TORONTO (AP) — The maker of the struggling BlackBerry tried to soothe tens of millions of frustrated customers Monday, offering more than $100 worth of free software to each one and giving some a month of technical support as compensation for last week's massive outage.
But some BlackBerry users and experts cast doubt on whether the freebies from Research In Motion would be enough to keep people from abandoning the tarnished brand in favor of more popular smartphones.
"Most of the people that use BlackBerrys are business people and all they care about is: 'Does it work?'" said Chris Allen, a cable technician in Fall River, Massachusetts.
The free software will be made available over the coming weeks on BlackBerry App World. The premium apps, which typically cost $5 to $15 each, include programs such as iSpeech Translator and the games "Bejeweled" and "Texas Hold'em Poker 2."
The offer runs until the end of the year. The free technical support will be available to corporate customers.
The blackout began when a crucial traffic-routing computer failed in Europe. A backup also failed, causing a cascade of problems all over the world that interrupted email and Internet services for many, if not most, of the company's 70 million users for three days.
The disruption could not have come at a worse time for RIM as it struggles to compete with Apple's iPhone and with smartphones running the Android system from Google Inc.
Apple Inc. released a new iPhone model Friday, quickly selling 4 million of the devices — more than the average number of BlackBerrys RIM sells per month.
RIM is also in the process of transitioning to a new operating system, a major undertaking that introduces even more uncertainty.
Jim Balsillie, one of the company's co-CEOs, acknowledged Monday that the manufacturer is under intense pressure. But he defended the handling of its worst-ever outage and noted that RIM has survived rough times before.
"This is something we would like to offer as our form of thanks," Balsillie said.
Balsillie and co-CEO Mike Lazaridis did not comment publicly until Thursday morning, four days after the interruption began.
John Crean, national managing partner of Nation Public Relations, the largest public-relations firm in Canada, said RIM was too slow to react.
"They should have had their CEOs out earlier and more visible," Crean said.
In the first days of the crisis, Balsillie said, he was busy trying to find the root of the problem and didn't have time to comment.

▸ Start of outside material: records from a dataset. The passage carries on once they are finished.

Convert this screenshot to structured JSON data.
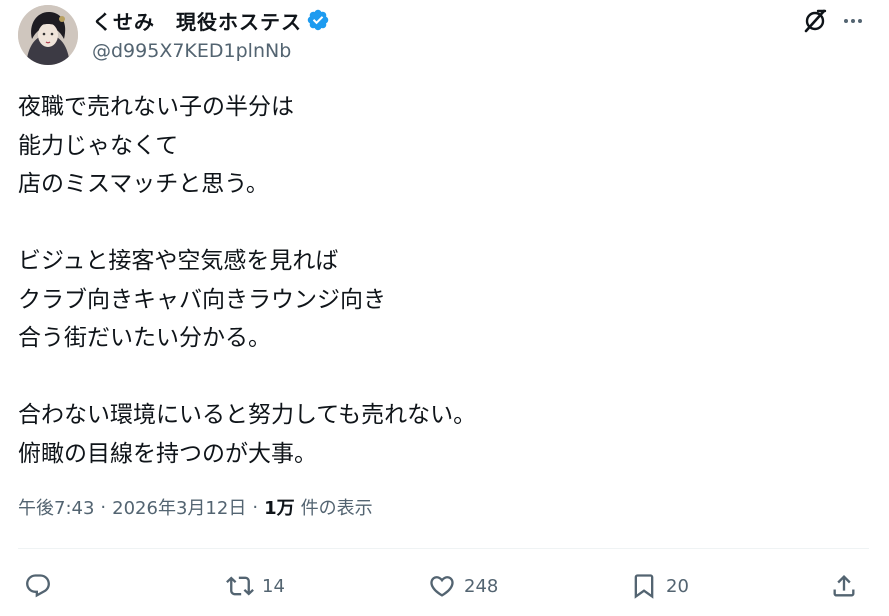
{
  "author": {
    "display_name": "くせみ　現役ホステス",
    "handle": "@d995X7KED1plnNb",
    "verified": true,
    "verified_color": "#1d9bf0",
    "avatar_icon": "avatar-illustration"
  },
  "tweet": {
    "lines": [
      "夜職で売れない子の半分は",
      "能力じゃなくて",
      "店のミスマッチと思う。",
      "",
      "ビジュと接客や空気感を見れば",
      "クラブ向きキャバ向きラウンジ向き",
      "合う街だいたい分かる。",
      "",
      "合わない環境にいると努力しても売れない。",
      "俯瞰の目線を持つのが大事。"
    ]
  },
  "meta": {
    "time": "午後7:43",
    "date": "2026年3月12日",
    "views_count": "1万",
    "views_label": "件の表示",
    "separator": "·"
  },
  "actions": {
    "reply": {
      "icon": "reply-icon",
      "count": ""
    },
    "retweet": {
      "icon": "retweet-icon",
      "count": "14"
    },
    "like": {
      "icon": "heart-icon",
      "count": "248"
    },
    "bookmark": {
      "icon": "bookmark-icon",
      "count": "20"
    },
    "share": {
      "icon": "share-icon",
      "count": ""
    }
  },
  "colors": {
    "text": "#0f1419",
    "secondary": "#536471",
    "divider": "#eff3f4"
  }
}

He said he was in the Middle East and spent day and night on the phone with customers and carriers.
"The most important thing is staying connected to the ecosystem and making sure you're on what's the root cause. If you spend more time on PR, it's less time finding the root cause," Balsillie said.
Crean said the latest crisis only adds to the woes of a company that has steadily lost the cachet of having the must-have smartphone.
"The brand has diminished significantly in the last year, and this is not helping at all," Crean said.
The app offer is a good tactic, Crean said, but by no means a strategy to repair the brand. He said he still has not heard what sort of action, if any, is being taken to prevent another blackout.
When service went out Wednesday in the United States, Allen worked around it by using a third-party Web browser that wasn't tied to BlackBerry's network.
Still, he's pretty sure he will get another BlackBerry when his phone contract is up next year.
"There's nothing that can beat a BlackBerry for productivity," Allen said.
Vandana Mehra, who works for the World Bank in the Indian capital of New Delhi, thought the free apps were "kind of ludicrous." Her apps tend to crash, and she doesn't use them much.
The outage was just the latest in a string of problems for RIM, which has faced product delays, poor reviews and disappointing sales. The company's stock is more than 80 percent off its high three years ago.
Shares of Research in Motion Ltd. slumped Monday more than 6 percent, or $1.57, to $22.40. Earlier this year, shares traded around $70 each.
Although BlackBerrys have dominated the corporate smartphone market, their popularity among consumers has been short-lived. Many U.S. users have moved on to phones with big touchscreens like the iPhone and various competing models that run Android.
RIM's Playbook tablet computer has also been a major disappointment. RIM said about 200,000 of them sold last quarter — far short of what analysts had expected. And that number paled in comparison to the top-selling iPad, of which Apple shipped 9.3 million units during its most recent quarter.
Peter Misek, an analyst at Jefferies & Co. in New York, said much of RIM's future depends on releasing new BlackBerrys with the company's new QNX operating system, designed to compete with iPhones and Android phones.
RIM has delayed the launch of new QNX phones for months, but Balsillie suggested there could be an announcement on Tuesday, when Larazidis is due to talk at a big apps-development conference in San Francisco.
Balsillie said the new software "leap-frogs the mobile industry" and helps position RIM for the next decade.
This is not the first time the company has stumbled with its future at stake. RIM overcame doubts when it went public 14 years ago and then again during the tech crash 11 years ago. At one point, a patent dispute threatened to shut down BlackBerry service in the U.S. until the company settled in 2006.